Items from a dataset
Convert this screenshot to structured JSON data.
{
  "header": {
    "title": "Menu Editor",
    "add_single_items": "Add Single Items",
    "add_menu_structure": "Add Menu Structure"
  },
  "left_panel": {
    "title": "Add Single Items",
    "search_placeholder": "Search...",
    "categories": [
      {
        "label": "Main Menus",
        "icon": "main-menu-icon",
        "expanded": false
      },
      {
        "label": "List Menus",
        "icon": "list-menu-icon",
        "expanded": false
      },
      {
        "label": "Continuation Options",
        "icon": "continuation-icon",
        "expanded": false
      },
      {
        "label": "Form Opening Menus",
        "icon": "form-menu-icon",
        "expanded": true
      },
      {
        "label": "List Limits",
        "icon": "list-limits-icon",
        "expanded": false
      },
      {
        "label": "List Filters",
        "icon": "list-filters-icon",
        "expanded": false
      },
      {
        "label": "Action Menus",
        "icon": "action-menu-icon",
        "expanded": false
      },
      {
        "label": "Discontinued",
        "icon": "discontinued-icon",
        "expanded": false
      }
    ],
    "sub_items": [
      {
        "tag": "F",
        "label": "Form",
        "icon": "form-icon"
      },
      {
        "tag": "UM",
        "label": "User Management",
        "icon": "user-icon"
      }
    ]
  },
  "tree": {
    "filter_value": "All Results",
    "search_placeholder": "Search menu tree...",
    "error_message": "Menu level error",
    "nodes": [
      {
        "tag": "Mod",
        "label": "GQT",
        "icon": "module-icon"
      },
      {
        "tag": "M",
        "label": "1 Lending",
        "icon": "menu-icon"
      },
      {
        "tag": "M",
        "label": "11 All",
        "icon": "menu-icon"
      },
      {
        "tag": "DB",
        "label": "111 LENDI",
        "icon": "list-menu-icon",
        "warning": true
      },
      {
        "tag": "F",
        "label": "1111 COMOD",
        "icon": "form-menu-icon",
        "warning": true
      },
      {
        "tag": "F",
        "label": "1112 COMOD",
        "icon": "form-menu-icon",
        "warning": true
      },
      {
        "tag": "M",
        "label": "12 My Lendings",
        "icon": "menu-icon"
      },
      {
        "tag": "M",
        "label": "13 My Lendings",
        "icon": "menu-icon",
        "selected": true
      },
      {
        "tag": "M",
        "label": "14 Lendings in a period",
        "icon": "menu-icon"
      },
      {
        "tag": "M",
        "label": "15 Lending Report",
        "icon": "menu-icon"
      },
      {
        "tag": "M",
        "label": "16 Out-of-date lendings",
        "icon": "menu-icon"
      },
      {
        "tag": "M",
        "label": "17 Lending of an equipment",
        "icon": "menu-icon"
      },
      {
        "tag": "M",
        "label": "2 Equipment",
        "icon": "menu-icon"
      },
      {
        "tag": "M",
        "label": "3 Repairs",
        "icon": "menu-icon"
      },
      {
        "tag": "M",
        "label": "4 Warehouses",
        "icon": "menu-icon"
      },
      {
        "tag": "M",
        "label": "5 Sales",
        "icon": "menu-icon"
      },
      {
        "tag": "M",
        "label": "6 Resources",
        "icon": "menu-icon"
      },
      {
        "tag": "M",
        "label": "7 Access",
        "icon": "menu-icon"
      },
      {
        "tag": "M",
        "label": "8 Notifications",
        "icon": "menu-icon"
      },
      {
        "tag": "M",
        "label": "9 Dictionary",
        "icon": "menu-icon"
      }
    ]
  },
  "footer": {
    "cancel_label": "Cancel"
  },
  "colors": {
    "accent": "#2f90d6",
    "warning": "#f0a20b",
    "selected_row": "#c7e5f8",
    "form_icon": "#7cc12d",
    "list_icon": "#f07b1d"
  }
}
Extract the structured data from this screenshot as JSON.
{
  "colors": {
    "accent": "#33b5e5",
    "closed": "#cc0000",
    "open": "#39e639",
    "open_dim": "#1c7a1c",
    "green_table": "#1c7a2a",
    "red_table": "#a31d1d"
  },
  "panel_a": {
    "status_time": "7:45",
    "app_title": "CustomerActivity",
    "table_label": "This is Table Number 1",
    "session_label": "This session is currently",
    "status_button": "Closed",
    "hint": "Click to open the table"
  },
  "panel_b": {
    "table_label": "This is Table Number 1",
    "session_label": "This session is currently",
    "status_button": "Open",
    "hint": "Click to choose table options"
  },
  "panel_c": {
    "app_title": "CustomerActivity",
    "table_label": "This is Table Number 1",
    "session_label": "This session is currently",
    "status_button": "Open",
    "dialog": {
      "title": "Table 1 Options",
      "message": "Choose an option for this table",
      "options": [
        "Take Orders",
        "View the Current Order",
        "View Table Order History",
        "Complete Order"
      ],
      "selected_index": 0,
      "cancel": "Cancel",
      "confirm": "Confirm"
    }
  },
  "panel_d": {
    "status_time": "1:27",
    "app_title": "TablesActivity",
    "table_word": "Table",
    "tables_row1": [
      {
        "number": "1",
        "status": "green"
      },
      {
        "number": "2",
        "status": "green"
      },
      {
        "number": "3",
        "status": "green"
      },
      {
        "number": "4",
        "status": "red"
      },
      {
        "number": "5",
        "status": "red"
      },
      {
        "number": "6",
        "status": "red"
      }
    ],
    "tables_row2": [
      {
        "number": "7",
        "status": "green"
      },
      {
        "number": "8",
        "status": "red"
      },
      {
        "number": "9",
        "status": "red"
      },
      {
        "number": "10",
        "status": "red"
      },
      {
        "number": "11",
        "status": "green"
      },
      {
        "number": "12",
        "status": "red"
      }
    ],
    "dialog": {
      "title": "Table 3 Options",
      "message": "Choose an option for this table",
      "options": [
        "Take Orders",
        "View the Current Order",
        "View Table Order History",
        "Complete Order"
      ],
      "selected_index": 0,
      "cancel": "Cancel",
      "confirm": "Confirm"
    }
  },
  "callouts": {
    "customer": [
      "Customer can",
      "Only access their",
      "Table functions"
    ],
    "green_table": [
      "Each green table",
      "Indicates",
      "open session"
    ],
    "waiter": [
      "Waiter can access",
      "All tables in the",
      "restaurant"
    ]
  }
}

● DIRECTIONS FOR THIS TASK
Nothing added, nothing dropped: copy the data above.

● EXERCISE RESPONSE
Convert this screenshot to structured JSON data.
{
  "header": {
    "title": "Menu Editor",
    "add_single_items": "Add Single Items",
    "add_menu_structure": "Add Menu Structure"
  },
  "left_panel": {
    "title": "Add Single Items",
    "search_placeholder": "Search...",
    "categories": [
      {
        "label": "Main Menus",
        "icon": "main-menu-icon",
        "expanded": false
      },
      {
        "label": "List Menus",
        "icon": "list-menu-icon",
        "expanded": false
      },
      {
        "label": "Continuation Options",
        "icon": "continuation-icon",
        "expanded": false
      },
      {
        "label": "Form Opening Menus",
        "icon": "form-menu-icon",
        "expanded": true
      },
      {
        "label": "List Limits",
        "icon": "list-limits-icon",
        "expanded": false
      },
      {
        "label": "List Filters",
        "icon": "list-filters-icon",
        "expanded": false
      },
      {
        "label": "Action Menus",
        "icon": "action-menu-icon",
        "expanded": false
      },
      {
        "label": "Discontinued",
        "icon": "discontinued-icon",
        "expanded": false
      }
    ],
    "sub_items": [
      {
        "tag": "F",
        "label": "Form",
        "icon": "form-icon"
      },
      {
        "tag": "UM",
        "label": "User Management",
        "icon": "user-icon"
      }
    ]
  },
  "tree": {
    "filter_value": "All Results",
    "search_placeholder": "Search menu tree...",
    "error_message": "Menu level error",
    "nodes": [
      {
        "tag": "Mod",
        "label": "GQT",
        "icon": "module-icon"
      },
      {
        "tag": "M",
        "label": "1 Lending",
        "icon": "menu-icon"
      },
      {
        "tag": "M",
        "label": "11 All",
        "icon": "menu-icon"
      },
      {
        "tag": "DB",
        "label": "111 LENDI",
        "icon": "list-menu-icon",
        "warning": true
      },
      {
        "tag": "F",
        "label": "1111 COMOD",
        "icon": "form-menu-icon",
        "warning": true
      },
      {
        "tag": "F",
        "label": "1112 COMOD",
        "icon": "form-menu-icon",
        "warning": true
      },
      {
        "tag": "M",
        "label": "12 My Lendings",
        "icon": "menu-icon"
      },
      {
        "tag": "M",
        "label": "13 My Lendings",
        "icon": "menu-icon",
        "selected": true
      },
      {
        "tag": "M",
        "label": "14 Lendings in a period",
        "icon": "menu-icon"
      },
      {
        "tag": "M",
        "label": "15 Lending Report",
        "icon": "menu-icon"
      },
      {
        "tag": "M",
        "label": "16 Out-of-date lendings",
        "icon": "menu-icon"
      },
      {
        "tag": "M",
        "label": "17 Lending of an equipment",
        "icon": "menu-icon"
      },
      {
        "tag": "M",
        "label": "2 Equipment",
        "icon": "menu-icon"
      },
      {
        "tag": "M",
        "label": "3 Repairs",
        "icon": "menu-icon"
      },
      {
        "tag": "M",
        "label": "4 Warehouses",
        "icon": "menu-icon"
      },
      {
        "tag": "M",
        "label": "5 Sales",
        "icon": "menu-icon"
      },
      {
        "tag": "M",
        "label": "6 Resources",
        "icon": "menu-icon"
      },
      {
        "tag": "M",
        "label": "7 Access",
        "icon": "menu-icon"
      },
      {
        "tag": "M",
        "label": "8 Notifications",
        "icon": "menu-icon"
      },
      {
        "tag": "M",
        "label": "9 Dictionary",
        "icon": "menu-icon"
      }
    ]
  },
  "footer": {
    "cancel_label": "Cancel"
  },
  "colors": {
    "accent": "#2f90d6",
    "warning": "#f0a20b",
    "selected_row": "#c7e5f8",
    "form_icon": "#7cc12d",
    "list_icon": "#f07b1d"
  }
}
Extract the structured data from this screenshot as JSON.
{
  "colors": {
    "accent": "#33b5e5",
    "closed": "#cc0000",
    "open": "#39e639",
    "open_dim": "#1c7a1c",
    "green_table": "#1c7a2a",
    "red_table": "#a31d1d"
  },
  "panel_a": {
    "status_time": "7:45",
    "app_title": "CustomerActivity",
    "table_label": "This is Table Number 1",
    "session_label": "This session is currently",
    "status_button": "Closed",
    "hint": "Click to open the table"
  },
  "panel_b": {
    "table_label": "This is Table Number 1",
    "session_label": "This session is currently",
    "status_button": "Open",
    "hint": "Click to choose table options"
  },
  "panel_c": {
    "app_title": "CustomerActivity",
    "table_label": "This is Table Number 1",
    "session_label": "This session is currently",
    "status_button": "Open",
    "dialog": {
      "title": "Table 1 Options",
      "message": "Choose an option for this table",
      "options": [
        "Take Orders",
        "View the Current Order",
        "View Table Order History",
        "Complete Order"
      ],
      "selected_index": 0,
      "cancel": "Cancel",
      "confirm": "Confirm"
    }
  },
  "panel_d": {
    "status_time": "1:27",
    "app_title": "TablesActivity",
    "table_word": "Table",
    "tables_row1": [
      {
        "number": "1",
        "status": "green"
      },
      {
        "number": "2",
        "status": "green"
      },
      {
        "number": "3",
        "status": "green"
      },
      {
        "number": "4",
        "status": "red"
      },
      {
        "number": "5",
        "status": "red"
      },
      {
        "number": "6",
        "status": "red"
      }
    ],
    "tables_row2": [
      {
        "number": "7",
        "status": "green"
      },
      {
        "number": "8",
        "status": "red"
      },
      {
        "number": "9",
        "status": "red"
      },
      {
        "number": "10",
        "status": "red"
      },
      {
        "number": "11",
        "status": "green"
      },
      {
        "number": "12",
        "status": "red"
      }
    ],
    "dialog": {
      "title": "Table 3 Options",
      "message": "Choose an option for this table",
      "options": [
        "Take Orders",
        "View the Current Order",
        "View Table Order History",
        "Complete Order"
      ],
      "selected_index": 0,
      "cancel": "Cancel",
      "confirm": "Confirm"
    }
  },
  "callouts": {
    "customer": [
      "Customer can",
      "Only access their",
      "Table functions"
    ],
    "green_table": [
      "Each green table",
      "Indicates",
      "open session"
    ],
    "waiter": [
      "Waiter can access",
      "All tables in the",
      "restaurant"
    ]
  }
}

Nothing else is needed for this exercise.